- _What you have to do_
Scan the data below and pick out the lines containing the word "this".

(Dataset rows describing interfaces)
+---+
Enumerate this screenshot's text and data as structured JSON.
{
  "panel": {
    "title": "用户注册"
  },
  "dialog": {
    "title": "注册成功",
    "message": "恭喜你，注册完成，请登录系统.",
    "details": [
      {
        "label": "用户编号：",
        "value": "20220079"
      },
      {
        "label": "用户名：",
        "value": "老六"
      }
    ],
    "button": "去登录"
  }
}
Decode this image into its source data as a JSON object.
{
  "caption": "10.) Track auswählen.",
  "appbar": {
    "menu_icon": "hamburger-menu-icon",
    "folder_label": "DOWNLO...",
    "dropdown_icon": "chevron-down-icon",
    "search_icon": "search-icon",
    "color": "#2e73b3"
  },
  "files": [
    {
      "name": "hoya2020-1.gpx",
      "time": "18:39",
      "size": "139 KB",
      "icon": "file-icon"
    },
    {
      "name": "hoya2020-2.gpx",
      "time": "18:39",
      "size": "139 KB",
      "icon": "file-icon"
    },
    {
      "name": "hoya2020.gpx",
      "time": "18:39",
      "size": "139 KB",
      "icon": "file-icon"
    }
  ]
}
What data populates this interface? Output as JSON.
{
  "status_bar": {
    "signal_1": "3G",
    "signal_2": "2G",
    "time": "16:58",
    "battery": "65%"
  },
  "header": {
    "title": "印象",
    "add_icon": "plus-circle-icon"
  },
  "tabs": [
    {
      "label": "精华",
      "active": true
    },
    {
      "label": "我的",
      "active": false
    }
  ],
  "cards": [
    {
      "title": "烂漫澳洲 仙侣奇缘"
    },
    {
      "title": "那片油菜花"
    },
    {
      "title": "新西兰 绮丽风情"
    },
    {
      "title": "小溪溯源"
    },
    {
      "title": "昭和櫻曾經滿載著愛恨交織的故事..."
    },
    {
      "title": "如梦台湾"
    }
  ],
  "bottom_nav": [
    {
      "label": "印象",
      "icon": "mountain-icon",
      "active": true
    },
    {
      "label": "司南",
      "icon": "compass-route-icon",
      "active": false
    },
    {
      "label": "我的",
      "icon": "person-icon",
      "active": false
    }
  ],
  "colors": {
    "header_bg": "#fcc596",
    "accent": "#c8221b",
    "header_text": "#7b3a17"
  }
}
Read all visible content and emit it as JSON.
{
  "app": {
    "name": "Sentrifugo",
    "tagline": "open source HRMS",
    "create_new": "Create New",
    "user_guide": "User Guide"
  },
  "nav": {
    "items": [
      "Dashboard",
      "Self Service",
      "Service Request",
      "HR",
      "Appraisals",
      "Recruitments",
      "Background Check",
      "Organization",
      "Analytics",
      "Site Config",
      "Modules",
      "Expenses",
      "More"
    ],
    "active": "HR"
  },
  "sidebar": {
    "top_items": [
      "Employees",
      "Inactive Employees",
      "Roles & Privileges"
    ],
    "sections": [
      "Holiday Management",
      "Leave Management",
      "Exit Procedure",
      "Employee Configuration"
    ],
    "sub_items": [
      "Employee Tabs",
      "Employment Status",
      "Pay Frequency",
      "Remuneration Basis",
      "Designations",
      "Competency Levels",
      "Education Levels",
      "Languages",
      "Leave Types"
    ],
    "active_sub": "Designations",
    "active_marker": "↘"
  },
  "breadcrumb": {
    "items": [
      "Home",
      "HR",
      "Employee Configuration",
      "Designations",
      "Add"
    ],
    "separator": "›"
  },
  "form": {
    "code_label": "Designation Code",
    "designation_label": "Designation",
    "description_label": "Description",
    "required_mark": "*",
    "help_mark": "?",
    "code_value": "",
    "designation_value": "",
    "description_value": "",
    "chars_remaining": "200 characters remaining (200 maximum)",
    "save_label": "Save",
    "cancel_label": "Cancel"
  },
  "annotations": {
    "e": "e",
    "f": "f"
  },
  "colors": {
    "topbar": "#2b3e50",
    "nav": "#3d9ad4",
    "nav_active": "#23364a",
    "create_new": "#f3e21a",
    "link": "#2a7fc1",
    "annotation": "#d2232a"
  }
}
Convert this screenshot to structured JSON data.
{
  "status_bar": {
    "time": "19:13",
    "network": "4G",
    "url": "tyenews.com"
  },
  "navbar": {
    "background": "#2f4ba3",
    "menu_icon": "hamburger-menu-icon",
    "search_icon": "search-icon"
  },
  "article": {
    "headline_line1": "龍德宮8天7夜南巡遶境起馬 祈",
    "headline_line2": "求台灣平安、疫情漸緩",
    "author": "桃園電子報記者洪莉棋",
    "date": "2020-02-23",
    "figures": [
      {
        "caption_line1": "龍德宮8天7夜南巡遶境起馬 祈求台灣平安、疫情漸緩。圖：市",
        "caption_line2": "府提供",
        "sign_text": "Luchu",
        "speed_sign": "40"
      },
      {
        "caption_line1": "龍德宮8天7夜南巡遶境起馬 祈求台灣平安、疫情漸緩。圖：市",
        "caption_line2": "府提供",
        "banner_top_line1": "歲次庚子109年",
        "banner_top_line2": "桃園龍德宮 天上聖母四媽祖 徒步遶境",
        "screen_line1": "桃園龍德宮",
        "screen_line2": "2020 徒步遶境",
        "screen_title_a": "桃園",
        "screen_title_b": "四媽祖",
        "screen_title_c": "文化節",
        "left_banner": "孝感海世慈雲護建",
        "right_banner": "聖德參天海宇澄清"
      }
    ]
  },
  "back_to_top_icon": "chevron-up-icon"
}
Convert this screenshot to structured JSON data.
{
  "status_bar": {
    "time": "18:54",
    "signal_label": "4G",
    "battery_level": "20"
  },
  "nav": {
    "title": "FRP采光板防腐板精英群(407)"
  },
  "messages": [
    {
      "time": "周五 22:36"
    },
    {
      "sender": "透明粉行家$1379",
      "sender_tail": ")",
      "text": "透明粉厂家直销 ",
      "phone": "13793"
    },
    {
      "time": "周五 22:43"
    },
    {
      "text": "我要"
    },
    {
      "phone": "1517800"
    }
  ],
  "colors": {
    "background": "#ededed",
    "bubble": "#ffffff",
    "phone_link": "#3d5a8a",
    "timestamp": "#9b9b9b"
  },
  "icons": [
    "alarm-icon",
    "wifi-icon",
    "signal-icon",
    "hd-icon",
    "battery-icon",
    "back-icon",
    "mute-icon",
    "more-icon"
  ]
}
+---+
- _Final answer_
Enumerate this screenshot's text and data as structured JSON.
Decode this image into its source data as a JSON object.
What data populates this interface? Output as JSON.
Convert this screenshot to structured JSON data.
Convert this screenshot to structured JSON data.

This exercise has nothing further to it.